### Work instructions:
For the data below, give the number of lines containing "auswählen" and nothing more.

<<<<

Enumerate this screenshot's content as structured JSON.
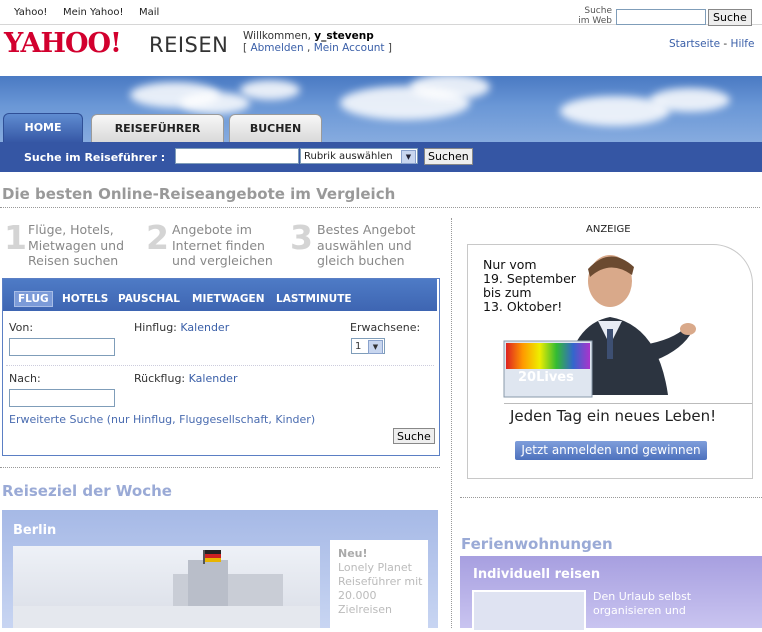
{
  "topbar": {
    "links": [
      "Yahoo!",
      "Mein Yahoo!",
      "Mail"
    ],
    "search_label_line1": "Suche",
    "search_label_line2": "im Web",
    "search_button": "Suche"
  },
  "header": {
    "logo": "YAHOO!",
    "logo_section": "REISEN",
    "welcome_prefix": "Willkommen,",
    "username": "y_stevenp",
    "logout": "Abmelden",
    "account": "Mein Account",
    "home_link": "Startseite",
    "help_link": "Hilfe"
  },
  "nav": {
    "tabs": [
      "HOME",
      "REISEFÜHRER",
      "BUCHEN"
    ],
    "active_tab": "HOME"
  },
  "guide_search": {
    "label": "Suche im Reiseführer :",
    "select_value": "Rubrik auswählen",
    "button": "Suchen"
  },
  "main": {
    "heading": "Die besten Online-Reiseangebote im Vergleich",
    "steps": [
      {
        "num": "1",
        "lines": [
          "Flüge, Hotels,",
          "Mietwagen und",
          "Reisen suchen"
        ]
      },
      {
        "num": "2",
        "lines": [
          "Angebote im",
          "Internet finden",
          "und vergleichen"
        ]
      },
      {
        "num": "3",
        "lines": [
          "Bestes Angebot",
          "auswählen und",
          "gleich buchen"
        ]
      }
    ]
  },
  "flight_search": {
    "tabs": [
      "FLUG",
      "HOTELS",
      "PAUSCHAL",
      "MIETWAGEN",
      "LASTMINUTE"
    ],
    "active_tab": "FLUG",
    "from_label": "Von:",
    "to_label": "Nach:",
    "depart_label": "Hinflug:",
    "return_label": "Rückflug:",
    "calendar_link": "Kalender",
    "adults_label": "Erwachsene:",
    "adults_value": "1",
    "advanced_link": "Erweiterte Suche (nur Hinflug, Fluggesellschaft, Kinder)",
    "submit": "Suche"
  },
  "destination": {
    "heading": "Reiseziel der Woche",
    "city": "Berlin",
    "new_label": "Neu!",
    "text": "Lonely Planet Reiseführer mit 20.000 Zielreisen"
  },
  "ad": {
    "label": "ANZEIGE",
    "dates": [
      "Nur vom",
      "19. September",
      "bis zum",
      "13. Oktober!"
    ],
    "product": "20Lives",
    "slogan": "Jeden Tag ein neues Leben!",
    "cta": "Jetzt anmelden und gewinnen"
  },
  "ferienwohnungen": {
    "heading": "Ferienwohnungen",
    "title": "Individuell reisen",
    "text": "Den Urlaub selbst organisieren und"
  }
}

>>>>

### Solved exercise:
2